Healthy Eating Week 2022
Soaring prices are putting healthy choices further out of reach – here’s what we can do about it.
It’s no secret that eating healthily isn’t cheap. Last year, The Food Foundation estimated that poorer households had to spend around 40% of their disposable income on food in order to meet the NHS’s Eatwell Guide. Since then, food prices have gone up an average of 6%, with many staple goods like pasta and meat shooting well beyond a 10% increase. With healthy food already costing three times more per calorie than unhealthy choices, healthy eating is perhaps more out of reach than it has ever been.
At Norfolk Community Foundation, we’re committed to empowering communities to creating sustainable solutions to face their biggest problems.
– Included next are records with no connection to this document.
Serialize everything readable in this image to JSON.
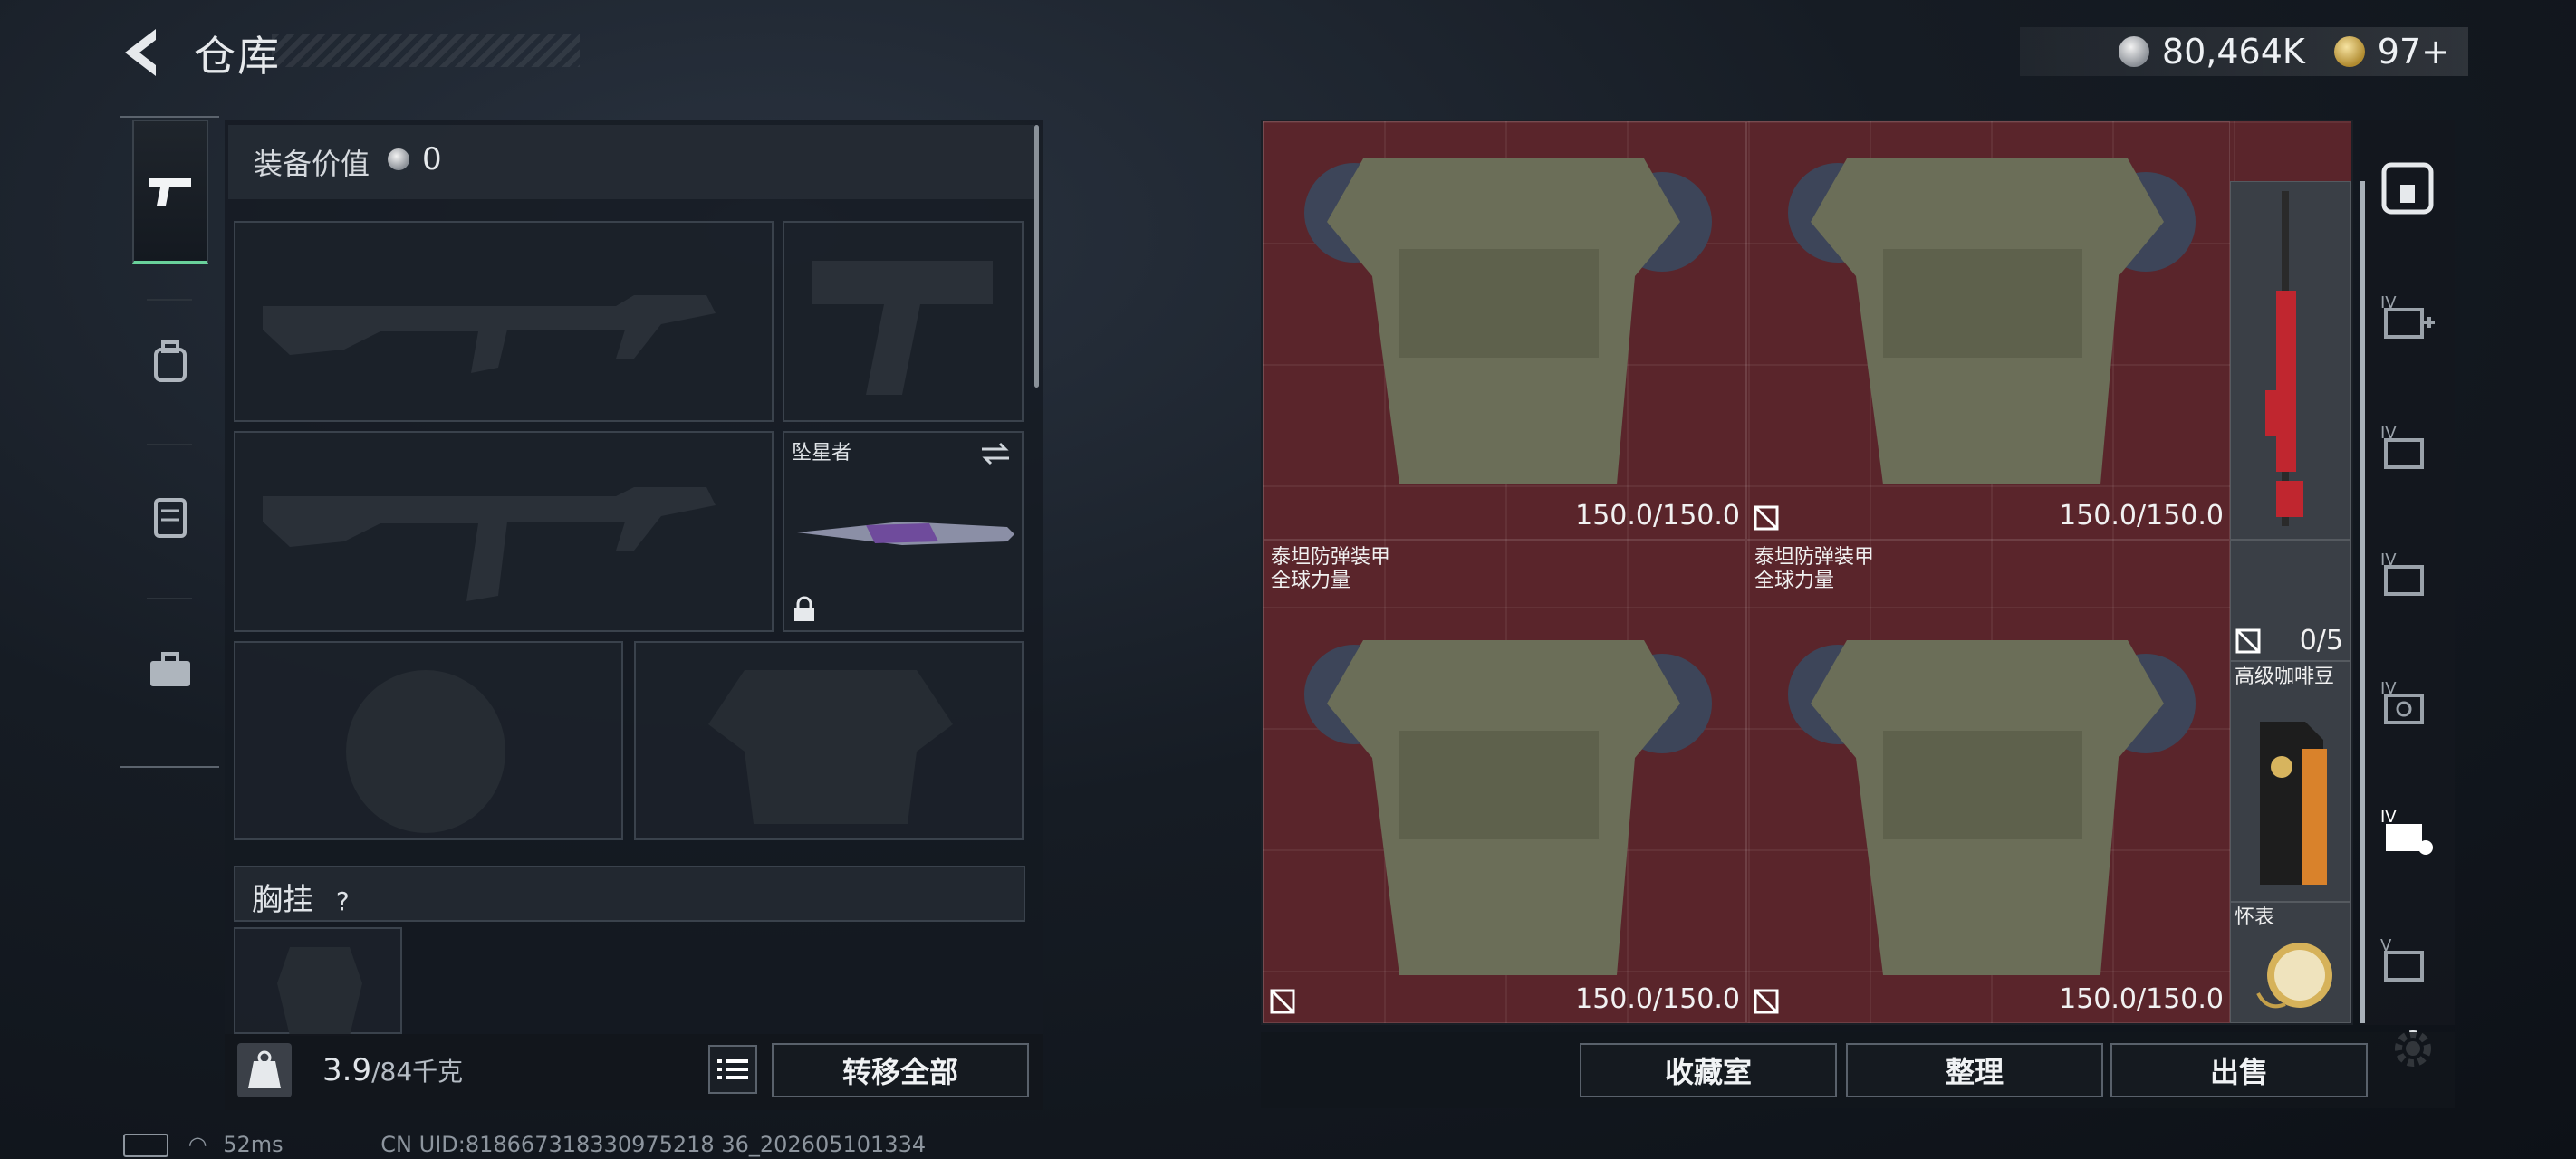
{
  "header": {
    "title": "仓库",
    "silver_amount": "80,464K",
    "gold_amount": "97+"
  },
  "equipment": {
    "value_label": "装备价值",
    "value": "0",
    "melee_name": "坠星者",
    "chest_label": "胸挂",
    "chest_help": "?",
    "weight_current": "3.9",
    "weight_max": "/84千克",
    "transfer_all": "转移全部"
  },
  "storage": {
    "items": [
      {
        "name": "",
        "durability": "150.0/150.0"
      },
      {
        "name": "",
        "durability": "150.0/150.0"
      },
      {
        "name": "泰坦防弹装甲\n全球力量",
        "durability": "150.0/150.0"
      },
      {
        "name": "泰坦防弹装甲\n全球力量",
        "durability": "150.0/150.0"
      }
    ],
    "rifle_count": "0/5",
    "coffee_name": "高级咖啡豆",
    "watch_name": "怀表",
    "buttons": {
      "collection": "收藏室",
      "sort": "整理",
      "sell": "出售"
    }
  },
  "statusbar": {
    "ping": "52ms",
    "uid": "CN UID:818667318330975218 36_202605101334"
  }
}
Through funding, guidance and coordinating creative approaches, were getting healthy food back on the menu for the estimated 15,000 people in Norfolk who miss out meals each month because they cannot afford food.
Following the successful pilot of The Burrell Shop food hub at The Charles Burrell Centre, Norfolk Community Foundation has launched the Nourishing Norfolk project. The food hubs are locally-run and locally-supported, sourcing their own food from a mixture of local and national food redistribution organisations, locally donated food, and nearby farmers. This means that unlike many foodbanks, Nourishing Norfolk’s food hubs offer fresh and frozen produce alongside tinned and packaged food. By offering food at highly discounted rates, the hubs mean people can shop with dignity and afford food that would otherwise be out of reach. Find out more about the hubs here.
Funding community projects
Healthy eating on a budget requires not only time and energy, but also a lot of know-how. Unfamiliarity with particular ingredients or methods can cut people off from exploring a more varied diet, but community projects like Top Banana in Great Yarmouth are challenging this. They used an Norfolk Community Foundation from East of England Co-op to provide family cooking courses in their community. This greatly improved people’s confidence in the kitchen around preparing basic healthy meals. Project leader Simon said: “One particularly successful session was the introduction of vegan chilli to older residents, who were at first very reluctant, but feedback has shown how much they enjoyed the meals and were keen to explore more meat free dishes.”